Segment Start: EXTRACTED RECORDS
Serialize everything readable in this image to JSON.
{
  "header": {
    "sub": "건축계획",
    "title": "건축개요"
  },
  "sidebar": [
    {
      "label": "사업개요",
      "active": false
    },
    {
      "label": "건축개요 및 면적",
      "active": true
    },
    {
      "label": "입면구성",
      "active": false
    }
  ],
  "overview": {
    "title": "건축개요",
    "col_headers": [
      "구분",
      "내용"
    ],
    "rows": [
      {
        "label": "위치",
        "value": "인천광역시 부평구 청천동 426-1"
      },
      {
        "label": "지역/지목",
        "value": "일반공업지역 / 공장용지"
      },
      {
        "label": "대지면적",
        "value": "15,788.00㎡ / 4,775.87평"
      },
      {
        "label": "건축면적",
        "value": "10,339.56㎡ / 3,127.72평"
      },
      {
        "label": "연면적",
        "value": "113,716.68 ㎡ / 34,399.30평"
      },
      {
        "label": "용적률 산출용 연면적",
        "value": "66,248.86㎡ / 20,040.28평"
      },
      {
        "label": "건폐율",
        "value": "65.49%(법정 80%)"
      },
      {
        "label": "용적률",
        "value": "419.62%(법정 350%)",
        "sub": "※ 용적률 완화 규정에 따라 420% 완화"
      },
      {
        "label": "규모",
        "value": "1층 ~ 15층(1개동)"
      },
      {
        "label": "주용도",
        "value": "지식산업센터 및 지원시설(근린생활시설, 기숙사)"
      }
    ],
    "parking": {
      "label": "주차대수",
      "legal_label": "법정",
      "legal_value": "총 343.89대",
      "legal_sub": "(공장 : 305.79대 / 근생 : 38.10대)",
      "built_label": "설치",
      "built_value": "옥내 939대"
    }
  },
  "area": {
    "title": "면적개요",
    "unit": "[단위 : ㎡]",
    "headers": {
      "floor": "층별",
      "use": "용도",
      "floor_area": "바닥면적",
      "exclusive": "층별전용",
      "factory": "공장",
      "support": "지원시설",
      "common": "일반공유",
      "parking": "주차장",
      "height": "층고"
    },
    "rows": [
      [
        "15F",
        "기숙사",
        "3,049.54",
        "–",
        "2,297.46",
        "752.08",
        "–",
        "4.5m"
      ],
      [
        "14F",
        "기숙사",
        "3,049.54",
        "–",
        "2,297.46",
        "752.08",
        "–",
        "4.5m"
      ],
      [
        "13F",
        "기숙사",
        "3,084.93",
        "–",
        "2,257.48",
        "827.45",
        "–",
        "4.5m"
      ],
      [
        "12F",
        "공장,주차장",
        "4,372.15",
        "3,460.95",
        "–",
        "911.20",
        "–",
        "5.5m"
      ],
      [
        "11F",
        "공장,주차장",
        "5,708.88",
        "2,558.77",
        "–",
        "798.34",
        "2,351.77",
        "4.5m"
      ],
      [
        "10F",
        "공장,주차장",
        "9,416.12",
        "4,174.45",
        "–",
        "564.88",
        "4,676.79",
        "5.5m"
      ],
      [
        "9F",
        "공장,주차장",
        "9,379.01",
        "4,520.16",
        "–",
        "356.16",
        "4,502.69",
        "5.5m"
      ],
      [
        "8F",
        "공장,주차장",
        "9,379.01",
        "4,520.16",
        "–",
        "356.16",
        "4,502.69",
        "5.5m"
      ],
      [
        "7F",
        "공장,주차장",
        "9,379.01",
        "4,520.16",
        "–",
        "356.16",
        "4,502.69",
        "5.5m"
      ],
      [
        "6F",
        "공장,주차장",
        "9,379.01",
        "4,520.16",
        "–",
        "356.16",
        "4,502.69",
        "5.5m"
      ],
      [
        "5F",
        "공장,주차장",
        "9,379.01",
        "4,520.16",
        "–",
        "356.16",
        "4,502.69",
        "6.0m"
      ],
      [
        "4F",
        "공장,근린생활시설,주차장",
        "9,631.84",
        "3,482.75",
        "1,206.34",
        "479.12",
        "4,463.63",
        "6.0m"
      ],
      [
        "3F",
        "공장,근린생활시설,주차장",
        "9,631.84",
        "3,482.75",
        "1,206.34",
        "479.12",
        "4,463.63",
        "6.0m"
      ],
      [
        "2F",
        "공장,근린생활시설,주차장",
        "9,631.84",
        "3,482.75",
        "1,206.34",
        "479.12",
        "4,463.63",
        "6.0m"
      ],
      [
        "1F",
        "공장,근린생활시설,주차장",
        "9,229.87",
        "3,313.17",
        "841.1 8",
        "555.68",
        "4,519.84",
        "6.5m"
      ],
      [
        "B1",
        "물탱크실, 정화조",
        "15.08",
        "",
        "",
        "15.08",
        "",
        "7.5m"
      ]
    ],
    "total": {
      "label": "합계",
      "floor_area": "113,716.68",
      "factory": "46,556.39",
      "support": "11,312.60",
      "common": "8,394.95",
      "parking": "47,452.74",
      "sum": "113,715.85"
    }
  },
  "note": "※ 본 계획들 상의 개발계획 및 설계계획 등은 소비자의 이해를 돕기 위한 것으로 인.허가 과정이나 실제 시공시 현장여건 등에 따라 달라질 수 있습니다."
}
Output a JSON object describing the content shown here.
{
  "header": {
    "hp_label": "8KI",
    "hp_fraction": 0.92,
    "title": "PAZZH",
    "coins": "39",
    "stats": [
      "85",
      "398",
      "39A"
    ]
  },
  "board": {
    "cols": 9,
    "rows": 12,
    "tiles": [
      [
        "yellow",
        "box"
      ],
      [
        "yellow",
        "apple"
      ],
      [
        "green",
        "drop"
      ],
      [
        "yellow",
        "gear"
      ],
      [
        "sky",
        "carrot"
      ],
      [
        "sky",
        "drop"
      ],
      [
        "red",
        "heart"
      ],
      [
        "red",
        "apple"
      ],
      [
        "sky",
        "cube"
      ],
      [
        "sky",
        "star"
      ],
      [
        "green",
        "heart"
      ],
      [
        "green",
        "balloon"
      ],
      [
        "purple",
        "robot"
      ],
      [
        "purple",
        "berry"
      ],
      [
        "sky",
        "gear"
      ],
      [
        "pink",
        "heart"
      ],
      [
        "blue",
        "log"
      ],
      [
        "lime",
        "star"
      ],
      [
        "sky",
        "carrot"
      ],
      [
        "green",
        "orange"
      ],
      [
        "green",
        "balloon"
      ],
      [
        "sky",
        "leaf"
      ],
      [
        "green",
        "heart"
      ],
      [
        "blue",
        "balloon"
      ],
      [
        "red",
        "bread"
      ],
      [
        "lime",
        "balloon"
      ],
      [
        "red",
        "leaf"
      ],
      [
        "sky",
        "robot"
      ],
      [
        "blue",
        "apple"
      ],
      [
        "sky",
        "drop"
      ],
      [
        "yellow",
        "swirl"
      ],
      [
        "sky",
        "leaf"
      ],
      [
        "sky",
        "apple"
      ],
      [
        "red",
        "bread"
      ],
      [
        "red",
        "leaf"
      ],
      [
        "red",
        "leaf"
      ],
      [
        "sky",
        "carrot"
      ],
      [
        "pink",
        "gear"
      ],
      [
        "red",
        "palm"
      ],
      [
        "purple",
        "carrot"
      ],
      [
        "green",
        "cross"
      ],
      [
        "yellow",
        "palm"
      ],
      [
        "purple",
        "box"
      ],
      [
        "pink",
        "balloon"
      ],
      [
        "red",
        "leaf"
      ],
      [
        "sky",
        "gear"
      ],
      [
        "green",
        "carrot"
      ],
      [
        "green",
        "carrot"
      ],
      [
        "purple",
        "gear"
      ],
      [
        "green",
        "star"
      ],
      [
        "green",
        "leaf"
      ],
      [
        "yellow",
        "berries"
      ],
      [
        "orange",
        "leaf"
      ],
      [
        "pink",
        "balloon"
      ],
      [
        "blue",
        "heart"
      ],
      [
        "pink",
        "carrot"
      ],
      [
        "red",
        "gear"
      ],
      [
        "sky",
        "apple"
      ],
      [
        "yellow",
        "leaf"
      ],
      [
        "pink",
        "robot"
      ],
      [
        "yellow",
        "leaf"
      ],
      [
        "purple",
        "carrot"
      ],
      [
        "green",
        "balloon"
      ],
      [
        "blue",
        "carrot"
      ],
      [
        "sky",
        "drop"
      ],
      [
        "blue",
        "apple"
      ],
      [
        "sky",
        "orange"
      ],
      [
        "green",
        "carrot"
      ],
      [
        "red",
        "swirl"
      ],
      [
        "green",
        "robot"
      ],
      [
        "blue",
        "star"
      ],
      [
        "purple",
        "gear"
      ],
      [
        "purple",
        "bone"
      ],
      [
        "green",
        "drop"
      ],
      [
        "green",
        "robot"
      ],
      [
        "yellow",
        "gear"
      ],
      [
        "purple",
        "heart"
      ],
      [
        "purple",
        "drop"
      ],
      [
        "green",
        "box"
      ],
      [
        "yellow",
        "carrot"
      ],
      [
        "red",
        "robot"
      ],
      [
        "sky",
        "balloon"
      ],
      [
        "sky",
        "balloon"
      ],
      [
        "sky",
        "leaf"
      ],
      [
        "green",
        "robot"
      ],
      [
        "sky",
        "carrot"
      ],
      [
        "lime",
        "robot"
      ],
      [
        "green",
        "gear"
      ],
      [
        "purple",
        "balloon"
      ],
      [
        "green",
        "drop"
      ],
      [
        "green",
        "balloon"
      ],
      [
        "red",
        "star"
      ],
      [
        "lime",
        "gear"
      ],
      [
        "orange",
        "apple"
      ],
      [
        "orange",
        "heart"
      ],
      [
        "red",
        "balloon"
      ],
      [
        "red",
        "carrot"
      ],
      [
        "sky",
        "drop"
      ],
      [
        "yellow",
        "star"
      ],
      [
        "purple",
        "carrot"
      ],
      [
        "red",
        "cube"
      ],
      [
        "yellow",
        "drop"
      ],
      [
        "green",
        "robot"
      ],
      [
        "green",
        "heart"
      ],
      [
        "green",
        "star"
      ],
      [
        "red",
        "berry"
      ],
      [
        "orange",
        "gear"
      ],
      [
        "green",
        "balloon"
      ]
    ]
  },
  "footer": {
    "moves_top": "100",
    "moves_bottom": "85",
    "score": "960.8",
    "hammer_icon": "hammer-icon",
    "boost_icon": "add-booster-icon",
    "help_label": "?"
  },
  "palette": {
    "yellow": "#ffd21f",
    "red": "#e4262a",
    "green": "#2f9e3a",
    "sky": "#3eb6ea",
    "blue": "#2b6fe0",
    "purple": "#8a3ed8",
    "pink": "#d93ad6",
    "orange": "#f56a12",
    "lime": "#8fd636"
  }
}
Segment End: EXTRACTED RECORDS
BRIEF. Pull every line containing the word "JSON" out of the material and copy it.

ANSWER AREA.
Serialize everything readable in this image to JSON.
Output a JSON object describing the content shown here.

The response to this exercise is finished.